Repeat each record below exactly, dropping the pictures.

┌─ Information supplied

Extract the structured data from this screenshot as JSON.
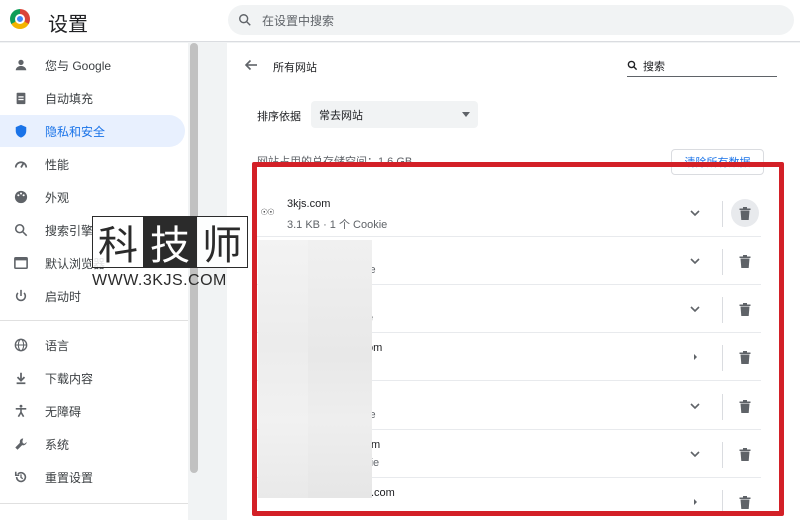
{
  "header": {
    "title": "设置",
    "search_placeholder": "在设置中搜索"
  },
  "sidebar": {
    "items": [
      {
        "label": "您与 Google",
        "icon": "person-icon"
      },
      {
        "label": "自动填充",
        "icon": "clipboard-icon"
      },
      {
        "label": "隐私和安全",
        "icon": "shield-icon",
        "active": true
      },
      {
        "label": "性能",
        "icon": "gauge-icon"
      },
      {
        "label": "外观",
        "icon": "palette-icon"
      },
      {
        "label": "搜索引擎",
        "icon": "search-icon"
      },
      {
        "label": "默认浏览器",
        "icon": "browser-icon"
      },
      {
        "label": "启动时",
        "icon": "power-icon"
      },
      {
        "label": "语言",
        "icon": "globe-icon"
      },
      {
        "label": "下载内容",
        "icon": "download-icon"
      },
      {
        "label": "无障碍",
        "icon": "accessibility-icon"
      },
      {
        "label": "系统",
        "icon": "wrench-icon"
      },
      {
        "label": "重置设置",
        "icon": "restore-icon"
      }
    ]
  },
  "subpage": {
    "title": "所有网站",
    "search_label": "搜索",
    "sort_label": "排序依据",
    "sort_value": "常去网站",
    "usage_text": "网站占用的总存储空间：1.6 GB",
    "clear_all": "清除所有数据"
  },
  "sites": [
    {
      "name": "3kjs.com",
      "detail": "3.1 KB · 1 个 Cookie",
      "expand": "chevron-down",
      "hover": true
    },
    {
      "name": "",
      "detail": "ie",
      "expand": "chevron-down"
    },
    {
      "name": "",
      "detail": "e",
      "expand": "chevron-down"
    },
    {
      "name": "om",
      "detail": "",
      "expand": "chevron-right"
    },
    {
      "name": "",
      "detail": "ie",
      "expand": "chevron-down"
    },
    {
      "name": "m",
      "detail": "okie",
      "expand": "chevron-down"
    },
    {
      "name": ".com",
      "detail": "",
      "expand": "chevron-right"
    }
  ],
  "watermark": {
    "chars": [
      "科",
      "技",
      "师"
    ],
    "url": "WWW.3KJS.COM"
  },
  "colors": {
    "accent": "#1a73e8",
    "highlight": "#d32027"
  }
}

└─

Answer section -
Extract the structured data from this screenshot as JSON.
{
  "header": {
    "title": "设置",
    "search_placeholder": "在设置中搜索"
  },
  "sidebar": {
    "items": [
      {
        "label": "您与 Google",
        "icon": "person-icon"
      },
      {
        "label": "自动填充",
        "icon": "clipboard-icon"
      },
      {
        "label": "隐私和安全",
        "icon": "shield-icon",
        "active": true
      },
      {
        "label": "性能",
        "icon": "gauge-icon"
      },
      {
        "label": "外观",
        "icon": "palette-icon"
      },
      {
        "label": "搜索引擎",
        "icon": "search-icon"
      },
      {
        "label": "默认浏览器",
        "icon": "browser-icon"
      },
      {
        "label": "启动时",
        "icon": "power-icon"
      },
      {
        "label": "语言",
        "icon": "globe-icon"
      },
      {
        "label": "下载内容",
        "icon": "download-icon"
      },
      {
        "label": "无障碍",
        "icon": "accessibility-icon"
      },
      {
        "label": "系统",
        "icon": "wrench-icon"
      },
      {
        "label": "重置设置",
        "icon": "restore-icon"
      }
    ]
  },
  "subpage": {
    "title": "所有网站",
    "search_label": "搜索",
    "sort_label": "排序依据",
    "sort_value": "常去网站",
    "usage_text": "网站占用的总存储空间：1.6 GB",
    "clear_all": "清除所有数据"
  },
  "sites": [
    {
      "name": "3kjs.com",
      "detail": "3.1 KB · 1 个 Cookie",
      "expand": "chevron-down",
      "hover": true
    },
    {
      "name": "",
      "detail": "ie",
      "expand": "chevron-down"
    },
    {
      "name": "",
      "detail": "e",
      "expand": "chevron-down"
    },
    {
      "name": "om",
      "detail": "",
      "expand": "chevron-right"
    },
    {
      "name": "",
      "detail": "ie",
      "expand": "chevron-down"
    },
    {
      "name": "m",
      "detail": "okie",
      "expand": "chevron-down"
    },
    {
      "name": ".com",
      "detail": "",
      "expand": "chevron-right"
    }
  ],
  "watermark": {
    "chars": [
      "科",
      "技",
      "师"
    ],
    "url": "WWW.3KJS.COM"
  },
  "colors": {
    "accent": "#1a73e8",
    "highlight": "#d32027"
  }
}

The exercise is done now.